Have you found yourself putting things off until the last minute or avoiding certain tasks altogether? Well, you might be familiar with the term procrastination. In simple terms, it’s the habit of unnecessarily delaying an important task.
But did you know that your tendency to avoid certain tasks for as long as possible might be linked to an underlying fear attached to it?
I myself was not aware of this until these past few weeks when I found out that I was constantly avoiding a task that has been on my to-do list for months. I kept occupying myself with other tasks so that I didn’t end up feeling guilty about not doing that “one” task. As days passed by, I could no longer avoid that feeling of shame and guilt. I tried to let go of the thoughts that were related to the task, not realising the actual reason behind doing so. When it continued for several months, I began to recognise the noticeable impact it was having on me. I decided to reflect on what was causing it rather than running away from it.

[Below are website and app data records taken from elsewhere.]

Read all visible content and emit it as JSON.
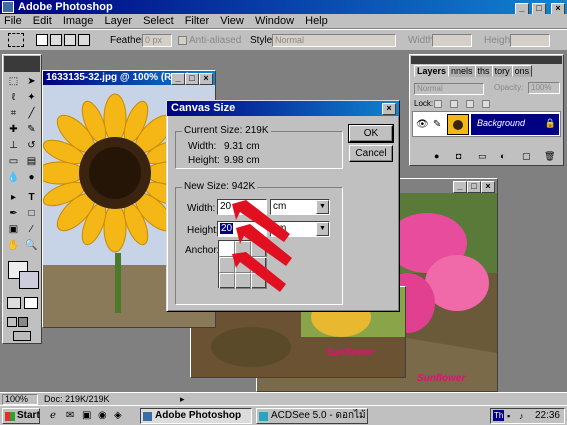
{
  "app": {
    "title": "Adobe Photoshop"
  },
  "menu": [
    "File",
    "Edit",
    "Image",
    "Layer",
    "Select",
    "Filter",
    "View",
    "Window",
    "Help"
  ],
  "options_bar": {
    "feather_label": "Feather:",
    "feather_value": "0 px",
    "anti_aliased_label": "Anti-aliased",
    "style_label": "Style:",
    "style_value": "Normal",
    "width_label": "Width:",
    "height_label": "Height:"
  },
  "document_windows": [
    {
      "title": "1633135-32.jpg @ 100% (RGB)",
      "caption": ""
    },
    {
      "title": "",
      "caption": "Sunflower"
    },
    {
      "title": "",
      "caption": "Sunflower"
    },
    {
      "title": "",
      "caption": "Sunflower"
    }
  ],
  "dialog": {
    "title": "Canvas Size",
    "current_size_label": "Current Size: 219K",
    "current_width_label": "Width:",
    "current_width_value": "9.31 cm",
    "current_height_label": "Height:",
    "current_height_value": "9.98 cm",
    "new_size_label": "New Size: 942K",
    "new_width_label": "Width:",
    "new_width_value": "20",
    "new_width_unit": "cm",
    "new_height_label": "Height:",
    "new_height_value": "20",
    "new_height_unit": "cm",
    "anchor_label": "Anchor:",
    "ok_label": "OK",
    "cancel_label": "Cancel"
  },
  "layers_panel": {
    "tabs": [
      "Layers",
      "nnels",
      "ths",
      "tory",
      "ons"
    ],
    "blend_mode": "Normal",
    "opacity_label": "Opacity:",
    "opacity_value": "100%",
    "lock_label": "Lock:",
    "layer_name": "Background"
  },
  "status_bar": {
    "zoom": "100%",
    "doc_info": "Doc: 219K/219K"
  },
  "taskbar": {
    "start_label": "Start",
    "tasks": [
      "Adobe Photoshop",
      "ACDSee 5.0 - ดอกไม้"
    ],
    "tray_lang": "Th",
    "clock": "22:36"
  },
  "colors": {
    "title_bar": "#000080",
    "arrow_red": "#e01020",
    "caption_pink": "#e0107a",
    "layer_selected": "#000080"
  }
}
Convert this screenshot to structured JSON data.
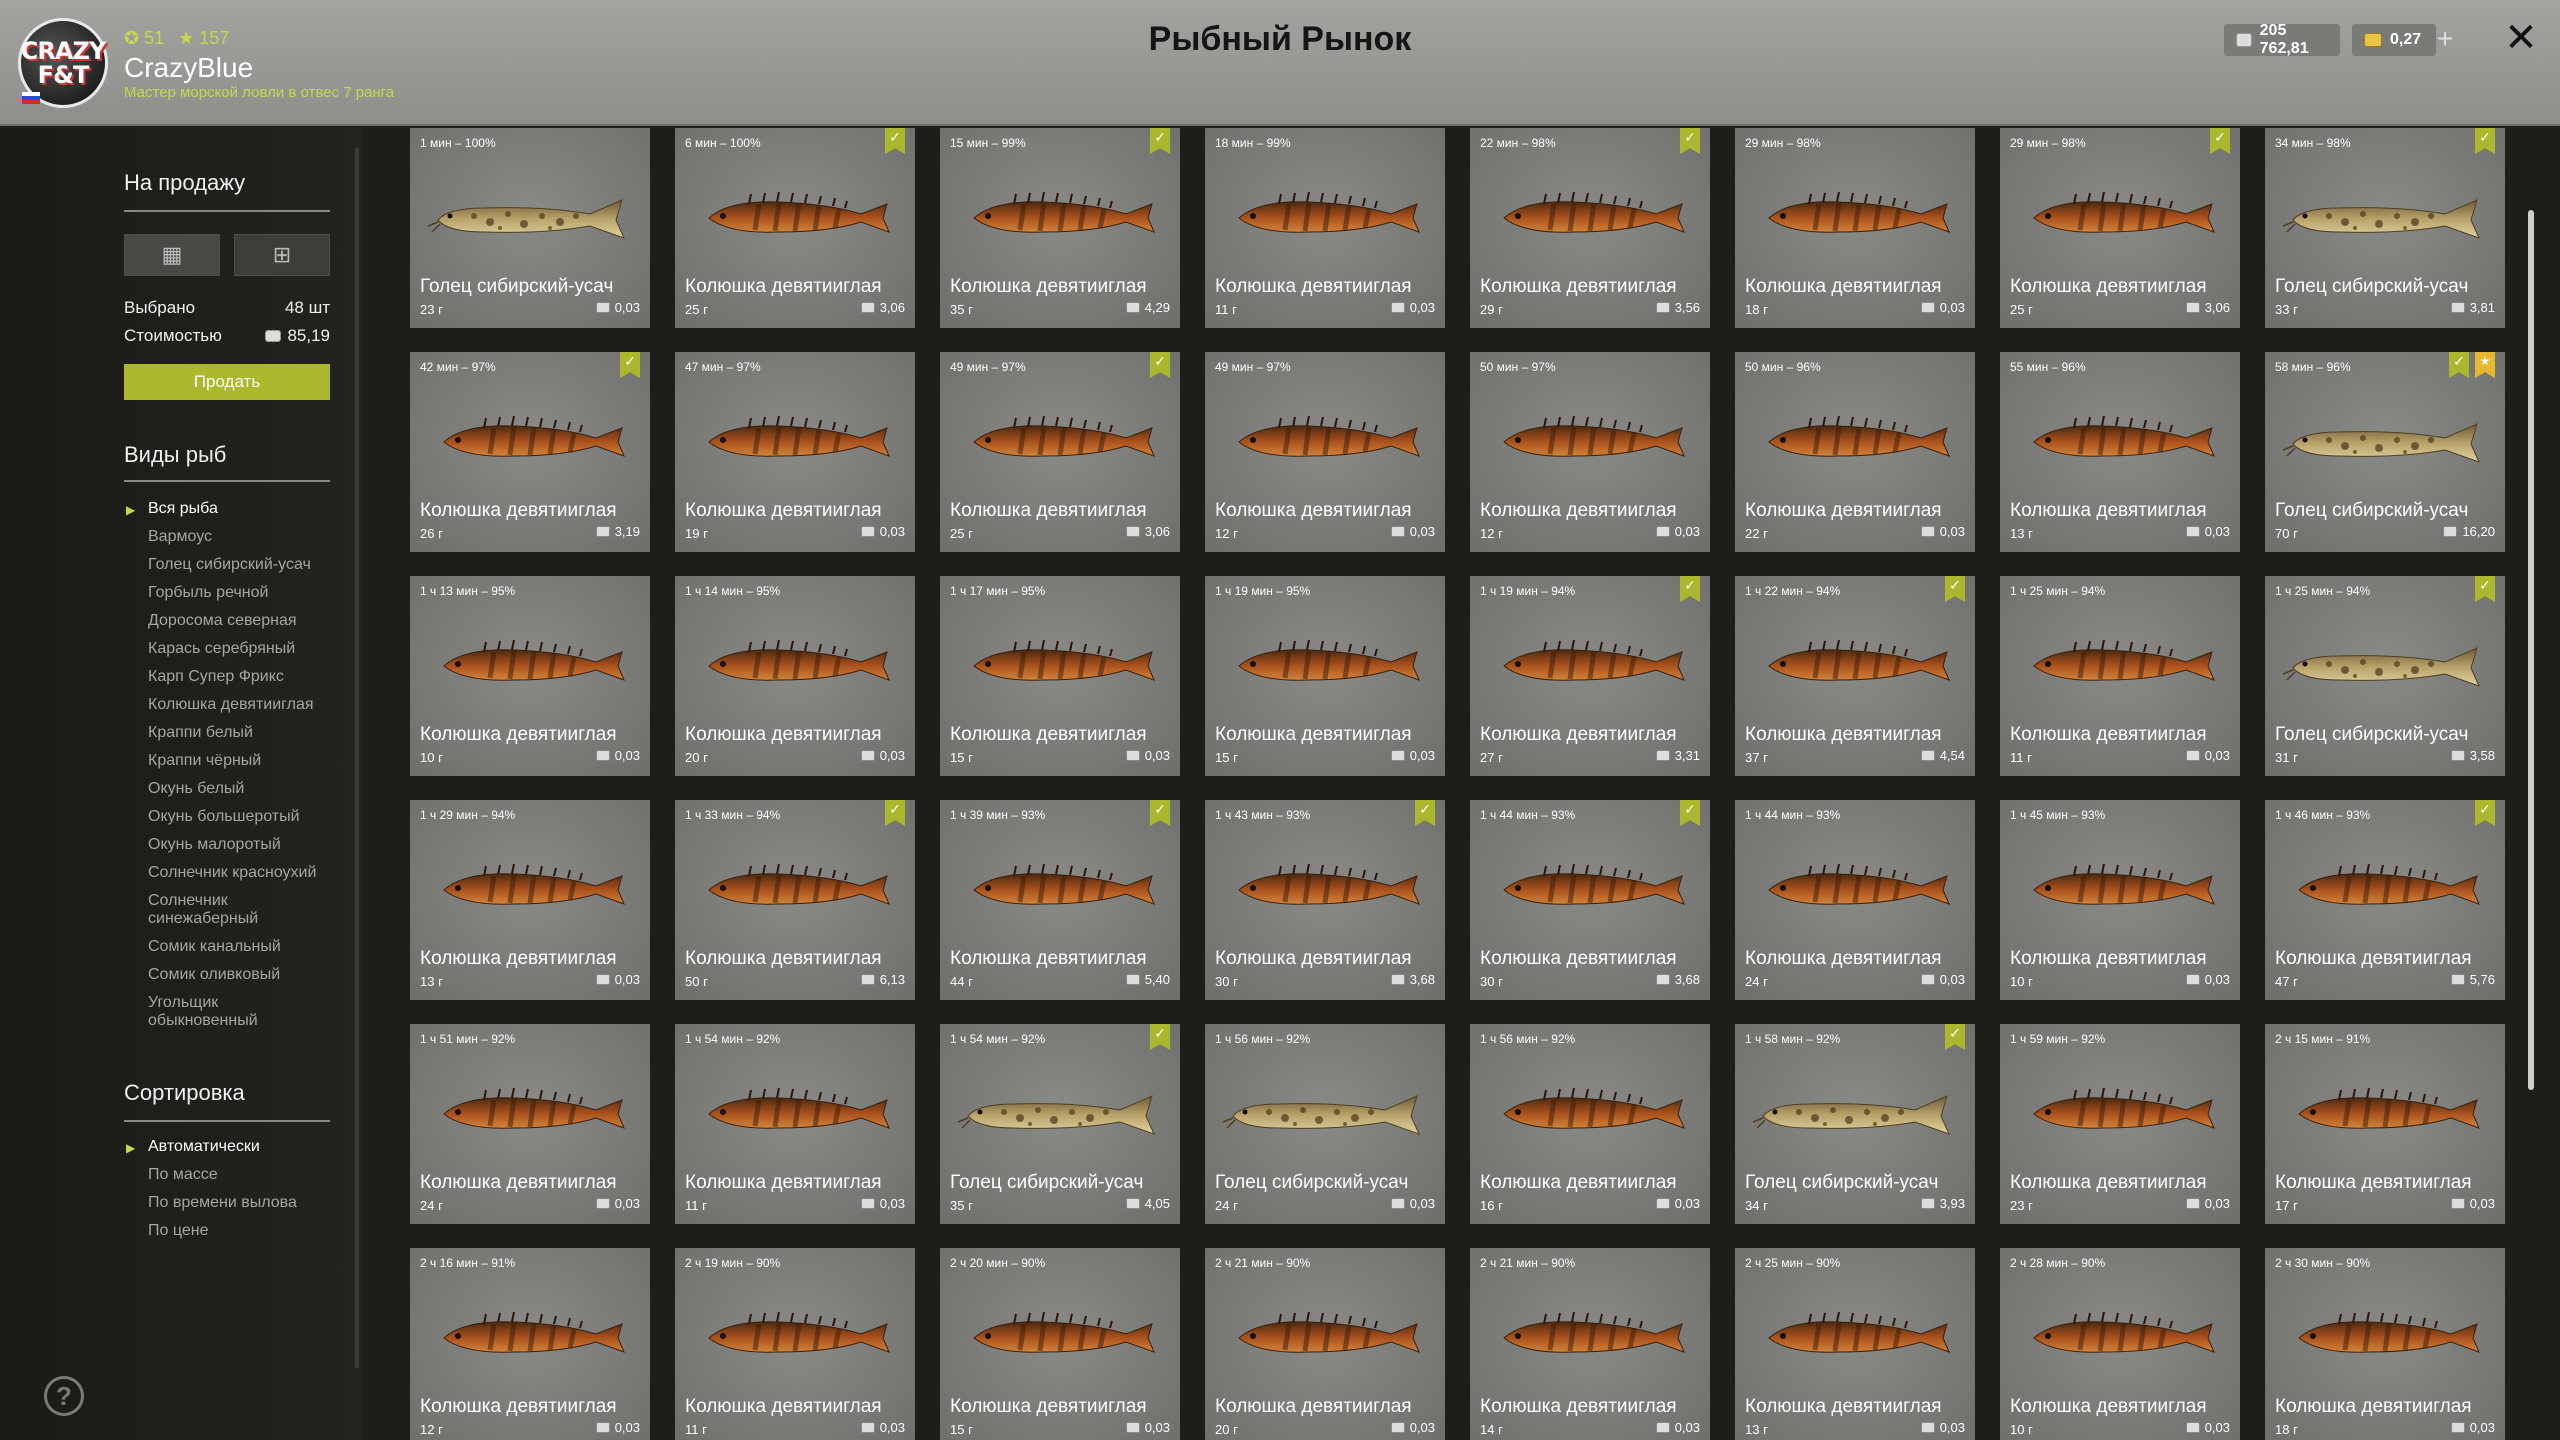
{
  "header": {
    "title": "Рыбный Рынок",
    "logo_text": "CRAZY F&T",
    "username": "CrazyBlue",
    "level": "51",
    "rating": "157",
    "rank": "Мастер морской ловли в отвес 7 ранга",
    "silver": "205 762,81",
    "gold": "0,27",
    "plus": "+",
    "close": "✕"
  },
  "sidebar": {
    "for_sale_title": "На продажу",
    "selected_label": "Выбрано",
    "selected_value": "48 шт",
    "cost_label": "Стоимостью",
    "cost_value": "85,19",
    "sell_button": "Продать",
    "species_title": "Виды рыб",
    "species": [
      "Вся рыба",
      "Вармоус",
      "Голец сибирский-усач",
      "Горбыль речной",
      "Доросома северная",
      "Карась серебряный",
      "Карп Супер Фрикс",
      "Колюшка девятииглая",
      "Краппи белый",
      "Краппи чёрный",
      "Окунь белый",
      "Окунь большеротый",
      "Окунь малоротый",
      "Солнечник красноухий",
      "Солнечник синежаберный",
      "Сомик канальный",
      "Сомик оливковый",
      "Угольщик обыкновенный"
    ],
    "sort_title": "Сортировка",
    "sort_options": [
      "Автоматически",
      "По массе",
      "По времени вылова",
      "По цене"
    ],
    "help": "?"
  },
  "cards": [
    {
      "time": "1 мин – 100%",
      "name": "Голец сибирский-усач",
      "weight": "23 г",
      "price": "0,03",
      "check": false,
      "star": false,
      "fish": "loach"
    },
    {
      "time": "6 мин – 100%",
      "name": "Колюшка девятииглая",
      "weight": "25 г",
      "price": "3,06",
      "check": true,
      "star": false,
      "fish": "stickleback"
    },
    {
      "time": "15 мин – 99%",
      "name": "Колюшка девятииглая",
      "weight": "35 г",
      "price": "4,29",
      "check": true,
      "star": false,
      "fish": "stickleback"
    },
    {
      "time": "18 мин – 99%",
      "name": "Колюшка девятииглая",
      "weight": "11 г",
      "price": "0,03",
      "check": false,
      "star": false,
      "fish": "stickleback"
    },
    {
      "time": "22 мин – 98%",
      "name": "Колюшка девятииглая",
      "weight": "29 г",
      "price": "3,56",
      "check": true,
      "star": false,
      "fish": "stickleback"
    },
    {
      "time": "29 мин – 98%",
      "name": "Колюшка девятииглая",
      "weight": "18 г",
      "price": "0,03",
      "check": false,
      "star": false,
      "fish": "stickleback"
    },
    {
      "time": "29 мин – 98%",
      "name": "Колюшка девятииглая",
      "weight": "25 г",
      "price": "3,06",
      "check": true,
      "star": false,
      "fish": "stickleback"
    },
    {
      "time": "34 мин – 98%",
      "name": "Голец сибирский-усач",
      "weight": "33 г",
      "price": "3,81",
      "check": true,
      "star": false,
      "fish": "loach"
    },
    {
      "time": "42 мин – 97%",
      "name": "Колюшка девятииглая",
      "weight": "26 г",
      "price": "3,19",
      "check": true,
      "star": false,
      "fish": "stickleback"
    },
    {
      "time": "47 мин – 97%",
      "name": "Колюшка девятииглая",
      "weight": "19 г",
      "price": "0,03",
      "check": false,
      "star": false,
      "fish": "stickleback"
    },
    {
      "time": "49 мин – 97%",
      "name": "Колюшка девятииглая",
      "weight": "25 г",
      "price": "3,06",
      "check": true,
      "star": false,
      "fish": "stickleback"
    },
    {
      "time": "49 мин – 97%",
      "name": "Колюшка девятииглая",
      "weight": "12 г",
      "price": "0,03",
      "check": false,
      "star": false,
      "fish": "stickleback"
    },
    {
      "time": "50 мин – 97%",
      "name": "Колюшка девятииглая",
      "weight": "12 г",
      "price": "0,03",
      "check": false,
      "star": false,
      "fish": "stickleback"
    },
    {
      "time": "50 мин – 96%",
      "name": "Колюшка девятииглая",
      "weight": "22 г",
      "price": "0,03",
      "check": false,
      "star": false,
      "fish": "stickleback"
    },
    {
      "time": "55 мин – 96%",
      "name": "Колюшка девятииглая",
      "weight": "13 г",
      "price": "0,03",
      "check": false,
      "star": false,
      "fish": "stickleback"
    },
    {
      "time": "58 мин – 96%",
      "name": "Голец сибирский-усач",
      "weight": "70 г",
      "price": "16,20",
      "check": true,
      "star": true,
      "fish": "loach"
    },
    {
      "time": "1 ч 13 мин – 95%",
      "name": "Колюшка девятииглая",
      "weight": "10 г",
      "price": "0,03",
      "check": false,
      "star": false,
      "fish": "stickleback"
    },
    {
      "time": "1 ч 14 мин – 95%",
      "name": "Колюшка девятииглая",
      "weight": "20 г",
      "price": "0,03",
      "check": false,
      "star": false,
      "fish": "stickleback"
    },
    {
      "time": "1 ч 17 мин – 95%",
      "name": "Колюшка девятииглая",
      "weight": "15 г",
      "price": "0,03",
      "check": false,
      "star": false,
      "fish": "stickleback"
    },
    {
      "time": "1 ч 19 мин – 95%",
      "name": "Колюшка девятииглая",
      "weight": "15 г",
      "price": "0,03",
      "check": false,
      "star": false,
      "fish": "stickleback"
    },
    {
      "time": "1 ч 19 мин – 94%",
      "name": "Колюшка девятииглая",
      "weight": "27 г",
      "price": "3,31",
      "check": true,
      "star": false,
      "fish": "stickleback"
    },
    {
      "time": "1 ч 22 мин – 94%",
      "name": "Колюшка девятииглая",
      "weight": "37 г",
      "price": "4,54",
      "check": true,
      "star": false,
      "fish": "stickleback"
    },
    {
      "time": "1 ч 25 мин – 94%",
      "name": "Колюшка девятииглая",
      "weight": "11 г",
      "price": "0,03",
      "check": false,
      "star": false,
      "fish": "stickleback"
    },
    {
      "time": "1 ч 25 мин – 94%",
      "name": "Голец сибирский-усач",
      "weight": "31 г",
      "price": "3,58",
      "check": true,
      "star": false,
      "fish": "loach"
    },
    {
      "time": "1 ч 29 мин – 94%",
      "name": "Колюшка девятииглая",
      "weight": "13 г",
      "price": "0,03",
      "check": false,
      "star": false,
      "fish": "stickleback"
    },
    {
      "time": "1 ч 33 мин – 94%",
      "name": "Колюшка девятииглая",
      "weight": "50 г",
      "price": "6,13",
      "check": true,
      "star": false,
      "fish": "stickleback"
    },
    {
      "time": "1 ч 39 мин – 93%",
      "name": "Колюшка девятииглая",
      "weight": "44 г",
      "price": "5,40",
      "check": true,
      "star": false,
      "fish": "stickleback"
    },
    {
      "time": "1 ч 43 мин – 93%",
      "name": "Колюшка девятииглая",
      "weight": "30 г",
      "price": "3,68",
      "check": true,
      "star": false,
      "fish": "stickleback"
    },
    {
      "time": "1 ч 44 мин – 93%",
      "name": "Колюшка девятииглая",
      "weight": "30 г",
      "price": "3,68",
      "check": true,
      "star": false,
      "fish": "stickleback"
    },
    {
      "time": "1 ч 44 мин – 93%",
      "name": "Колюшка девятииглая",
      "weight": "24 г",
      "price": "0,03",
      "check": false,
      "star": false,
      "fish": "stickleback"
    },
    {
      "time": "1 ч 45 мин – 93%",
      "name": "Колюшка девятииглая",
      "weight": "10 г",
      "price": "0,03",
      "check": false,
      "star": false,
      "fish": "stickleback"
    },
    {
      "time": "1 ч 46 мин – 93%",
      "name": "Колюшка девятииглая",
      "weight": "47 г",
      "price": "5,76",
      "check": true,
      "star": false,
      "fish": "stickleback"
    },
    {
      "time": "1 ч 51 мин – 92%",
      "name": "Колюшка девятииглая",
      "weight": "24 г",
      "price": "0,03",
      "check": false,
      "star": false,
      "fish": "stickleback"
    },
    {
      "time": "1 ч 54 мин – 92%",
      "name": "Колюшка девятииглая",
      "weight": "11 г",
      "price": "0,03",
      "check": false,
      "star": false,
      "fish": "stickleback"
    },
    {
      "time": "1 ч 54 мин – 92%",
      "name": "Голец сибирский-усач",
      "weight": "35 г",
      "price": "4,05",
      "check": true,
      "star": false,
      "fish": "loach"
    },
    {
      "time": "1 ч 56 мин – 92%",
      "name": "Голец сибирский-усач",
      "weight": "24 г",
      "price": "0,03",
      "check": false,
      "star": false,
      "fish": "loach"
    },
    {
      "time": "1 ч 56 мин – 92%",
      "name": "Колюшка девятииглая",
      "weight": "16 г",
      "price": "0,03",
      "check": false,
      "star": false,
      "fish": "stickleback"
    },
    {
      "time": "1 ч 58 мин – 92%",
      "name": "Голец сибирский-усач",
      "weight": "34 г",
      "price": "3,93",
      "check": true,
      "star": false,
      "fish": "loach"
    },
    {
      "time": "1 ч 59 мин – 92%",
      "name": "Колюшка девятииглая",
      "weight": "23 г",
      "price": "0,03",
      "check": false,
      "star": false,
      "fish": "stickleback"
    },
    {
      "time": "2 ч 15 мин – 91%",
      "name": "Колюшка девятииглая",
      "weight": "17 г",
      "price": "0,03",
      "check": false,
      "star": false,
      "fish": "stickleback"
    },
    {
      "time": "2 ч 16 мин – 91%",
      "name": "Колюшка девятииглая",
      "weight": "12 г",
      "price": "0,03",
      "check": false,
      "star": false,
      "fish": "stickleback"
    },
    {
      "time": "2 ч 19 мин – 90%",
      "name": "Колюшка девятииглая",
      "weight": "11 г",
      "price": "0,03",
      "check": false,
      "star": false,
      "fish": "stickleback"
    },
    {
      "time": "2 ч 20 мин – 90%",
      "name": "Колюшка девятииглая",
      "weight": "15 г",
      "price": "0,03",
      "check": false,
      "star": false,
      "fish": "stickleback"
    },
    {
      "time": "2 ч 21 мин – 90%",
      "name": "Колюшка девятииглая",
      "weight": "20 г",
      "price": "0,03",
      "check": false,
      "star": false,
      "fish": "stickleback"
    },
    {
      "time": "2 ч 21 мин – 90%",
      "name": "Колюшка девятииглая",
      "weight": "14 г",
      "price": "0,03",
      "check": false,
      "star": false,
      "fish": "stickleback"
    },
    {
      "time": "2 ч 25 мин – 90%",
      "name": "Колюшка девятииглая",
      "weight": "13 г",
      "price": "0,03",
      "check": false,
      "star": false,
      "fish": "stickleback"
    },
    {
      "time": "2 ч 28 мин – 90%",
      "name": "Колюшка девятииглая",
      "weight": "10 г",
      "price": "0,03",
      "check": false,
      "star": false,
      "fish": "stickleback"
    },
    {
      "time": "2 ч 30 мин – 90%",
      "name": "Колюшка девятииглая",
      "weight": "18 г",
      "price": "0,03",
      "check": false,
      "star": false,
      "fish": "stickleback"
    }
  ]
}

This was when I realised that avoiding that particular task was related to a fear that was lurking beneath my conscious awareness. To put it simply, fear is a natural emotion that helps us to avoid danger. But there are times when our fear becomes so powerful that it begins to take over and control our lives. This is when avoidance comes in. Avoidance is a coping mechanism that we use to protect ourselves from our fears. But avoidance can actually make our fears worse in the long run. This is because the more we avoid and ignore our fears, the bigger and scarier they become in our thoughts.
So why do we let our fears control us?
The relationship between fear and avoidance fascinates me. I’ve realised that uncertainty goes hand in hand when we talk about fear and avoidance. Our relationship with uncertainty might be an uncomfortable feeling. The majority of the tasks or activities that we will undertake in the coming days are loaded with uncertainty because we do not know what’s going to happen. While some people enjoy the idea of uncertainty and want to challenge themselves by stepping outside of their comfort zone, others may feel uncomfortable leaving their safe space. And because we don’t know what lies ahead of us, we may have a negative perception of the future, such as “What if I do not get the scholarship that I’ve applied for?”, “What if I mess up my presentation in front of everyone?”, and so on. These negative thoughts may hold us back from trying new things because we start associating them with fear. This fear, in turn, makes us completely avoid certain activities.
This is how fear and avoidance are linked. Fear makes us want to avoid things, and avoidance makes our fear stronger. It’s a vicious cycle that can keep us trapped in our comfort zones and prevent us from living our lives to the fullest.
Additionally, it is important to understand that when we avoid a task, the fear associated with it can be of anything. The fear we feel and the avoidance we create isn’t necessarily because of the task itself but it can be because of what transpired in the past. It's possible that we developed this fear because doing the same thing in the past resulted in negative consequences, so when we think about doing it again, we refrain from it.
Fear has a funny way of restraining us. It shows us, it reminds us how scary uncertainty can be. It keeps on pointing out all those things that can go wrong. And to avoid confronting the fear, we end up breeding more fear. But let's think about the what-ifs. What if all this fear is withholding us from everything that could go right in our lives? What if everything we have ever wanted is just behind that door we are so afraid to peek into? What if the future we desire is behind that one thing we fear? Change can be just one step away. And it is. What if everything goes the way we want, and we don’t let our fear and avoidance stop us? What if?
So, to win over these what-ifs in our heads, we have to break free from the vicious cycle of fear and avoidance.
The first thing we can do is recognise that we are avoiding certain things because we fear them. Because, more often than not, we don’t even realise that we are avoiding these things. We have to understand what is happening before we tackle what to do. We must acknowledge and accept that there is a fear, and only then can we work toward facing our fears.
As counsellors, we learn to dive into uncomfortable situations, explore and simultaneously understand how it feels. In the same way, we also learn fear and avoidance as necessary parts of certain situations and how they may later down the line lead to character development, growth, and increased hope and resilience in life. This perspective, focused on learning and understanding, can help all of us to tackle our fears in a much better way.
Breaking free from the shackles of fear and avoidance also requires being aware of the present moment. Trying mindfulness activities like deep breathing and meditation can help manage fear and anxiety. These practices teach us to handle uncomfortable emotions without feeling overwhelmed by them.
In the end, what we have to understand is that fear is not an emotion to be afraid of. It is something natural to us. It is telling us to be aware of the situation we are in, and it is trying to prevent us from leaving our comfort zone and doing something different, but the thing is always being in the comfort zone and avoiding everything else will never lead to growth we want to achieve. And, to grow, we have to face our fears always.
Moktan is a psychosocial counsellor at Happy Minds, a mental health and well-being platform.